▶ _WHAT YOU SHOULD DO_
Please count how many lines of the data include the word "ntfs". Give only that number in reply.

▶ _DATASET CONTENT_
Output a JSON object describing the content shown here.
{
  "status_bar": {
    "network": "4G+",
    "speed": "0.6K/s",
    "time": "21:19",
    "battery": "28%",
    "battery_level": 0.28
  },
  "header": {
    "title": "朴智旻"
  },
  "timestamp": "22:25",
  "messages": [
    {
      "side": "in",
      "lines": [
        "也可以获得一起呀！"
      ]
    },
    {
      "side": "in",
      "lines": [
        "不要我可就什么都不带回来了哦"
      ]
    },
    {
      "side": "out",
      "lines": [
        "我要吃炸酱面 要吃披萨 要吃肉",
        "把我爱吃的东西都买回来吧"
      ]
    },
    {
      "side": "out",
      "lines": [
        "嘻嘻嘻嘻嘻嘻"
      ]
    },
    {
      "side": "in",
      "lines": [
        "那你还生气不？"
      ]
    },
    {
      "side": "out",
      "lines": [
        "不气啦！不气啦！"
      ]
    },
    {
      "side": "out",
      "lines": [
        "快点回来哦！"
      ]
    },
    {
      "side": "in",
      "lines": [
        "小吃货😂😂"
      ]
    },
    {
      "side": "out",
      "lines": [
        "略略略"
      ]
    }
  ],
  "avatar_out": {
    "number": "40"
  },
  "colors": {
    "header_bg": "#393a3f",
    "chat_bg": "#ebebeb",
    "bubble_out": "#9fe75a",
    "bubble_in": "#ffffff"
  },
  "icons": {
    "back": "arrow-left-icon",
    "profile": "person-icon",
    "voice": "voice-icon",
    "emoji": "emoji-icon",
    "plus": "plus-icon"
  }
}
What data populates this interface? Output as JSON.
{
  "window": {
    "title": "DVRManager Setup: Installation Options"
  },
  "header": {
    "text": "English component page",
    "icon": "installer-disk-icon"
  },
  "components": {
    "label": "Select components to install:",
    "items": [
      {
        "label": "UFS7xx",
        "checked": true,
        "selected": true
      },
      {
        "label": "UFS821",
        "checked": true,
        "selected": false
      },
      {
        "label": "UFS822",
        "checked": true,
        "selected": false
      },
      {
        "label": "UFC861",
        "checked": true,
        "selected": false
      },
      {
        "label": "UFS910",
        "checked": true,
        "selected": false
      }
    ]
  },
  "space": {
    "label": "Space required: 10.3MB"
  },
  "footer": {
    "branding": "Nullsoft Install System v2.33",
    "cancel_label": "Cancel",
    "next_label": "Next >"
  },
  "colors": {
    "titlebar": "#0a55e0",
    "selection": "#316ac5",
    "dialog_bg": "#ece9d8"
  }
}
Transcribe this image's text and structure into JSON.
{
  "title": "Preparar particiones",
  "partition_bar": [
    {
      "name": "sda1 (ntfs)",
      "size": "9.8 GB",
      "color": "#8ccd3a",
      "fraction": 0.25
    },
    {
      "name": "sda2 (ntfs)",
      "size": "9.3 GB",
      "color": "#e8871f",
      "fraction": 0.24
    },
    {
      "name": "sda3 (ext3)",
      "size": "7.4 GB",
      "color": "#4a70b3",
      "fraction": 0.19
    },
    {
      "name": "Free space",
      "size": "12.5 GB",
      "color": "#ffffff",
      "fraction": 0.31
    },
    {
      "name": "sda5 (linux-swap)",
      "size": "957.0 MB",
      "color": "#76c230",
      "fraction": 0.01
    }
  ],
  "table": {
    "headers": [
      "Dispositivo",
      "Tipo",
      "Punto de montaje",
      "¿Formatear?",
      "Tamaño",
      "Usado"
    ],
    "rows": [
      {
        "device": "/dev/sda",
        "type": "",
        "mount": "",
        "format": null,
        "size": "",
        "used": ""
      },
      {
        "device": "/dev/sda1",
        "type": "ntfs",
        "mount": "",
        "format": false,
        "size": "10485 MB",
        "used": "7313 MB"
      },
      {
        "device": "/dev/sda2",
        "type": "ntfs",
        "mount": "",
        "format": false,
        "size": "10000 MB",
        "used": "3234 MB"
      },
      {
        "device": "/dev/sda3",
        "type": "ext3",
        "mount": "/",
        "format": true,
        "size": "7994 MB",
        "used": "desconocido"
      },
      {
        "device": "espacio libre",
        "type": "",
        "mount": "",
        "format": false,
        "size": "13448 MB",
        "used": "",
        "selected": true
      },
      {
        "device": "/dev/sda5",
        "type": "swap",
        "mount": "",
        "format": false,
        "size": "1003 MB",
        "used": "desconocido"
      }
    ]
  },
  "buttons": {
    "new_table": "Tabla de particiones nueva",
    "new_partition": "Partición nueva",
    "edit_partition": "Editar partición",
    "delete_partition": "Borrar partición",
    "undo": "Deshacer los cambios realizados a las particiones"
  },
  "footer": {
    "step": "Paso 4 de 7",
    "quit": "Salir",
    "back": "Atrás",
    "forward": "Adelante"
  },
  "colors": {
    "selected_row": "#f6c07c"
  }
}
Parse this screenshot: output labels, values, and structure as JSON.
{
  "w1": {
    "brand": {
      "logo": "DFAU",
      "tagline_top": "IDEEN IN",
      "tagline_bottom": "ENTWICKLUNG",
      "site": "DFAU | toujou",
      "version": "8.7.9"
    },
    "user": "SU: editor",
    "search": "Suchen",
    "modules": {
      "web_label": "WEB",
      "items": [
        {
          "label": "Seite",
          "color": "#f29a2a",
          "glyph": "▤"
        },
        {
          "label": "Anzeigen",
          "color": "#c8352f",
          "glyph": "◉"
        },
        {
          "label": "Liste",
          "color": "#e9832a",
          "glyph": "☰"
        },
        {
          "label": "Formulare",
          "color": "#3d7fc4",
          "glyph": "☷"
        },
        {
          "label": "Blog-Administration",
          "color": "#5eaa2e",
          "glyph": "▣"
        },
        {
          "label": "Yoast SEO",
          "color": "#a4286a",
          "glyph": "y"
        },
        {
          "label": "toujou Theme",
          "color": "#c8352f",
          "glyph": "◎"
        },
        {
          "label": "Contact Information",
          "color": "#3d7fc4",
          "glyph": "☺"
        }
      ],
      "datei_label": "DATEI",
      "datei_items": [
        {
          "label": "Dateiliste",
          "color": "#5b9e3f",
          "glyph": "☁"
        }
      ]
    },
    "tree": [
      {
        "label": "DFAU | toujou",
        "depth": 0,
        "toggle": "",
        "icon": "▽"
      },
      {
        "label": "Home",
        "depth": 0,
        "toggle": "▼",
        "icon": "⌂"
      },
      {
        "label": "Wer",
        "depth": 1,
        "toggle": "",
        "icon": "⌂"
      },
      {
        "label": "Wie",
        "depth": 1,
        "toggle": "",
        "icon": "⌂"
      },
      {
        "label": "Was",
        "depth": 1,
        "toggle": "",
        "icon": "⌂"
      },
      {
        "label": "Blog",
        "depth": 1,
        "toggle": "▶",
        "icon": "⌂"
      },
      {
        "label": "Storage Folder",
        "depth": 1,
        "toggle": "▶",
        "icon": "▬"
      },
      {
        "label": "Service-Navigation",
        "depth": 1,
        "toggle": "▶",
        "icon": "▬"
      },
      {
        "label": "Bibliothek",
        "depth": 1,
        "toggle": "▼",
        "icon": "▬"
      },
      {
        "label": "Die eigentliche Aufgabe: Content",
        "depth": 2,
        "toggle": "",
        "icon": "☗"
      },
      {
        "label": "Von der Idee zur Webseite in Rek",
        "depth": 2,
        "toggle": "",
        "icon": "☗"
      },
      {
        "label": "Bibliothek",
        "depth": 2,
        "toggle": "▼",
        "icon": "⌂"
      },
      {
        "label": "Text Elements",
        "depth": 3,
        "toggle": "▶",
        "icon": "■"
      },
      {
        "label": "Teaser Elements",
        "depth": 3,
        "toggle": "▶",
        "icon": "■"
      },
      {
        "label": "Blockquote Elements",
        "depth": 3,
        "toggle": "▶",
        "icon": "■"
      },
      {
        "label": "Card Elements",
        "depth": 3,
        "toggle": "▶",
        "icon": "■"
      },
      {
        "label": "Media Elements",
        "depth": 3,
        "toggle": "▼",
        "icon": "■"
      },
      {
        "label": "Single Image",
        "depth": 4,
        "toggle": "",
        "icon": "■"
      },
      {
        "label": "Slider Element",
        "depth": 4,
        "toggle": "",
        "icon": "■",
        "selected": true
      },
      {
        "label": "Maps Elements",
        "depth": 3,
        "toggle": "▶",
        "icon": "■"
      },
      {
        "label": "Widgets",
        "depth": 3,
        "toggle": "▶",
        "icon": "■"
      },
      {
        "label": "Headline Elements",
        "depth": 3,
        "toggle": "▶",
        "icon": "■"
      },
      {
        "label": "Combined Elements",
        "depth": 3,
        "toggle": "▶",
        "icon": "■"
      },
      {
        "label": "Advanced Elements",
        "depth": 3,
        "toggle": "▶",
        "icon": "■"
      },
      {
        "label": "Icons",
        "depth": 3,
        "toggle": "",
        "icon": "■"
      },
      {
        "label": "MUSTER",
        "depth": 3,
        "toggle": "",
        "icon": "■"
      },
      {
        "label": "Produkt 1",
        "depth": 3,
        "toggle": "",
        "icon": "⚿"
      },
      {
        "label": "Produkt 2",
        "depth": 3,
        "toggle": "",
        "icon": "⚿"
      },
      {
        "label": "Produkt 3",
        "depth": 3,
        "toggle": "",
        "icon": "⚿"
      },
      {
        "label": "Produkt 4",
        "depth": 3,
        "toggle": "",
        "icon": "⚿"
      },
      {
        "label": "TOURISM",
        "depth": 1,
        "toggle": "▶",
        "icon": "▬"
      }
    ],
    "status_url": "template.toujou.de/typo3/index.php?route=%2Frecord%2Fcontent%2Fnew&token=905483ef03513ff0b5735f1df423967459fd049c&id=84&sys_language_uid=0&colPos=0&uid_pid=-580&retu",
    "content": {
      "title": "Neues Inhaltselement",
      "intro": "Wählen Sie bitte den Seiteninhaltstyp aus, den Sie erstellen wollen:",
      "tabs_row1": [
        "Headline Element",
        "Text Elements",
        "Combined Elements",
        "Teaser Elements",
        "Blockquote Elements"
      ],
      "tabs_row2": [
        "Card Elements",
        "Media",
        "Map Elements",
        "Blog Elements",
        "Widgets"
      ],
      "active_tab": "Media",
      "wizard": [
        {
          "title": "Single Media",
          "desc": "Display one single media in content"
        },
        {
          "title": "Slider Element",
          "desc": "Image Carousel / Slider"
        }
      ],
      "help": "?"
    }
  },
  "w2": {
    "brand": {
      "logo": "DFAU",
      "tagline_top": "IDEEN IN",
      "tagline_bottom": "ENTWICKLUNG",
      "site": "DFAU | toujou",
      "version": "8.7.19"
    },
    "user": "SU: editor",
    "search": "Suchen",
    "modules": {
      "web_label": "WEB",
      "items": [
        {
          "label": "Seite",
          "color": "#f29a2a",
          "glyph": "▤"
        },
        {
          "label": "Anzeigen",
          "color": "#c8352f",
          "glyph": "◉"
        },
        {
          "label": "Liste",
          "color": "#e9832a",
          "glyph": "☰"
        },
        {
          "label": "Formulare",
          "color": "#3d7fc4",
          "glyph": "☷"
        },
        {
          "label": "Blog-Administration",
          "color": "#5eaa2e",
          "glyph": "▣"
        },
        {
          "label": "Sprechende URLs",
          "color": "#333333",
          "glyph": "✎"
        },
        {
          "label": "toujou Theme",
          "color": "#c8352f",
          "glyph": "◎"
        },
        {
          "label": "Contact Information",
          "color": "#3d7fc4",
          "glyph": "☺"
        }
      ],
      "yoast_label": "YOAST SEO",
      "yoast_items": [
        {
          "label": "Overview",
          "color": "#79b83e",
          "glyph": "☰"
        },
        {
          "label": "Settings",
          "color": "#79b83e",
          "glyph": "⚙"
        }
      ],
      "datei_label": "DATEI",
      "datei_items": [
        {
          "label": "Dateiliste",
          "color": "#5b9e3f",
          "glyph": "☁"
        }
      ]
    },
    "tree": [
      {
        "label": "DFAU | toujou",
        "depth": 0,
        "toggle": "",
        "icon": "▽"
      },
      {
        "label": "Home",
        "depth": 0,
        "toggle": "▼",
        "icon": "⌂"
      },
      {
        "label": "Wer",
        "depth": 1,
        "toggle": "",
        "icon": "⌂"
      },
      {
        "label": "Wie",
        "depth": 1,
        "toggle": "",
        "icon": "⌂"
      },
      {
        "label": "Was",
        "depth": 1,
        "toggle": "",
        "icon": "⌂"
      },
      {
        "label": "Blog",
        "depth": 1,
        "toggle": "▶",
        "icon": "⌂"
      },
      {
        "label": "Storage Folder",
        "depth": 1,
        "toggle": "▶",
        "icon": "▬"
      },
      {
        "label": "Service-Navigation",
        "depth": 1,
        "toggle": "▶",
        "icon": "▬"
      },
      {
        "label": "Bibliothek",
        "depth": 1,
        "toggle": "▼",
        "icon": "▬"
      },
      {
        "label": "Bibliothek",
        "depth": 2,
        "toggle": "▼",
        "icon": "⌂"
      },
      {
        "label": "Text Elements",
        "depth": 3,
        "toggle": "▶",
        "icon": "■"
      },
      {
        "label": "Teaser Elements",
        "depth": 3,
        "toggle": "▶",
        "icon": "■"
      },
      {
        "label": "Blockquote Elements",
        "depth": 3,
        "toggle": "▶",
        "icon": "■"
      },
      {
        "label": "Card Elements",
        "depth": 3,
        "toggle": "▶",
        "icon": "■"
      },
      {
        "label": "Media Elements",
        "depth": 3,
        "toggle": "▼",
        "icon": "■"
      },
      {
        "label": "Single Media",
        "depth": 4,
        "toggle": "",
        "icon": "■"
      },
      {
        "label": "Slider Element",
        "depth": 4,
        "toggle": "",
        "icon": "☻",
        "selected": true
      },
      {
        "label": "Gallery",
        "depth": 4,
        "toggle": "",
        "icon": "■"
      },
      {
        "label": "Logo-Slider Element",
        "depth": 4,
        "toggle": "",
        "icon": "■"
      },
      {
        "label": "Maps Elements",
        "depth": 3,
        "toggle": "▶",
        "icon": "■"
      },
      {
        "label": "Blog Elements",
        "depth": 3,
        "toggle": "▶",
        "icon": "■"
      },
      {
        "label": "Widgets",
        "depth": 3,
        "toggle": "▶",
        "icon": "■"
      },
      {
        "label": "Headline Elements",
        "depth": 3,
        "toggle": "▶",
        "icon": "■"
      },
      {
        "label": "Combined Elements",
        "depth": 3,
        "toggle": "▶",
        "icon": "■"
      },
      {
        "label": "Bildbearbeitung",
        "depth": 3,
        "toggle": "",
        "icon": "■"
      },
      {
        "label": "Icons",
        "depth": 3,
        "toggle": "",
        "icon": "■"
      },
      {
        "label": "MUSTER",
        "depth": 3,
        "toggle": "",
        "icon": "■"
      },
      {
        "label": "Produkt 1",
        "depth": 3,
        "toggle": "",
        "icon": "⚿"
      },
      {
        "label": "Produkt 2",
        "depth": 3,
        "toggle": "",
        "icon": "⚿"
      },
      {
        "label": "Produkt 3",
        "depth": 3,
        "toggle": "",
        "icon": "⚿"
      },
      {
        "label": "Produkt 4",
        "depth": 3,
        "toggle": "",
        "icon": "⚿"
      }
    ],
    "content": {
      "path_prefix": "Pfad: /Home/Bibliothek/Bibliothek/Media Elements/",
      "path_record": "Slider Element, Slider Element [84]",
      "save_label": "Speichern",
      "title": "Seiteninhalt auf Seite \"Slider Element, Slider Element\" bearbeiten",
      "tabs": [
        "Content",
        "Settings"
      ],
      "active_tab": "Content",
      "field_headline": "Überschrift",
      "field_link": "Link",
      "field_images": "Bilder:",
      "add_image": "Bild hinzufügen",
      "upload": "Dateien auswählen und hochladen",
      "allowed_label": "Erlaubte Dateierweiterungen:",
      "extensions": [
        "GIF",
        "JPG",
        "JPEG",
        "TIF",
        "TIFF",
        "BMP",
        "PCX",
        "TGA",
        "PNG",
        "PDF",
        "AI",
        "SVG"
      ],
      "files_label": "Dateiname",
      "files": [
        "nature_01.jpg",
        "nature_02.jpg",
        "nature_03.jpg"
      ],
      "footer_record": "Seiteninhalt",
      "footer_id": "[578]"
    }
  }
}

▶ _RESULT FOR THIS EXERCISE_
4